WASHINGTON, D.C. — The National Foster Youth Institute celebrates the Supreme Court’s decision to uphold the Indian Child Welfare Act (ICWA) and maintain tribal sovereignty to ensure that tribal youth remain connected and placed within their own communities. NFYI, an organization that supports the welfare of current and former foster youth rejoices in this decision. The system that preserves and gives preference to Native American families in foster care and adoption proceedings of Native children is important for the presentation of cultural traditions, heritage, beliefs and practices of Native youth.

Any ruling against ICWA would have undermined tribes’ abilities to govern themselves. “ICWA not only protects tribal sovereignty, but it puts in place practices and policies that all children in foster care should experience,” said NFYI Executive Director Rebecca Louve Yao. “We hope to see more laws introduced that will expand its reach.”

As an organization that lifts up foster youth voices to transform the child welfare system, we know the court’s decision helps to uplift and amplify the voices of native and tribal youth who have continued to advocate for their own rights. Casey Family Programs research has found “significant, the rate of Native American/Alaska Native children being placed into care has been on the decline the past few years, from a peak of 15.9 children per 1000 in 2017, to 15.0 per 1000 in 2020. This rate is still much higher than the 10.4 per 1000 rate of Native children being placed in care in 2010.”

ICWA has protected the continued existence of Native tribes and Native children for 45 years and it continues to hold an important place in adoption and foster care proceedings.

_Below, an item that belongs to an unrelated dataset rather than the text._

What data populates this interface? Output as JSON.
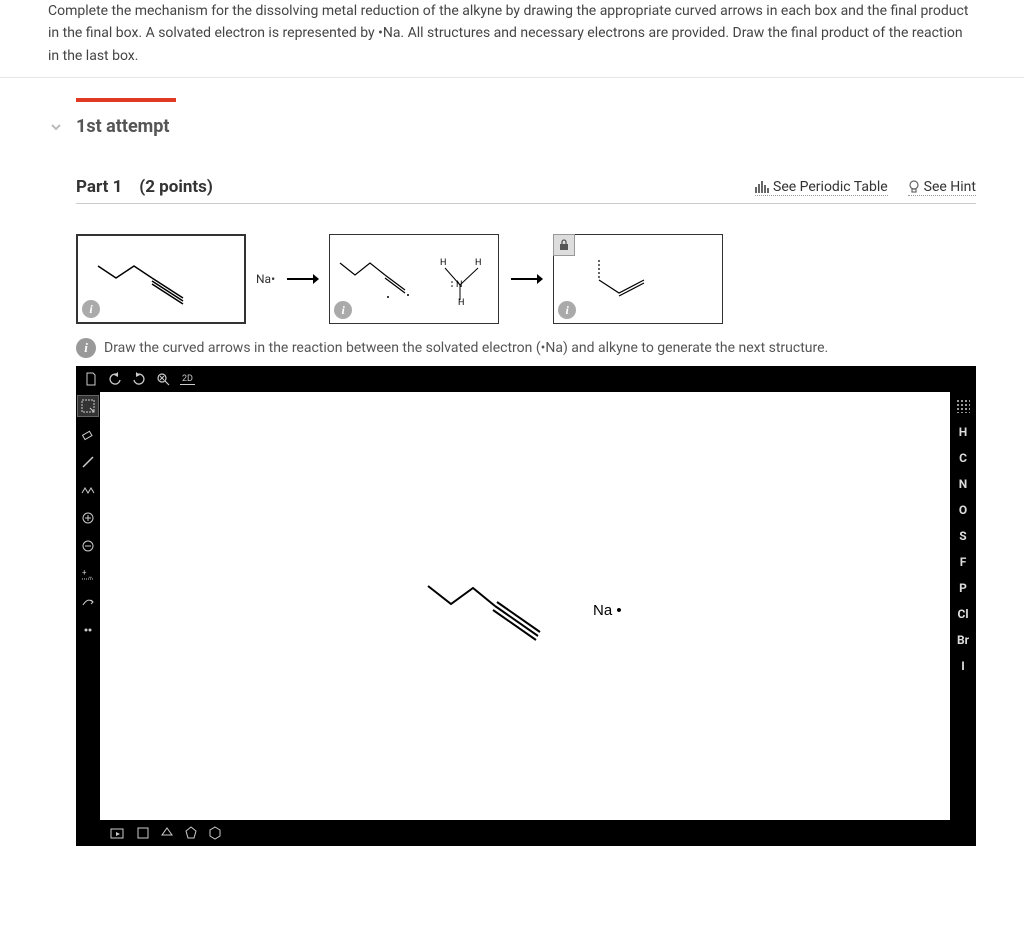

“The National Foster Youth Institute focuses on mobilizing young people across the country with lived experience in the foster care system to speak their truths and advocate for their needs. NFYI is happy to continue to support a law that preserves family placements and will cultivate the preservation of language, connection to spiritually and more,” said NFYI Director of Government Relations Cortez L. Carey.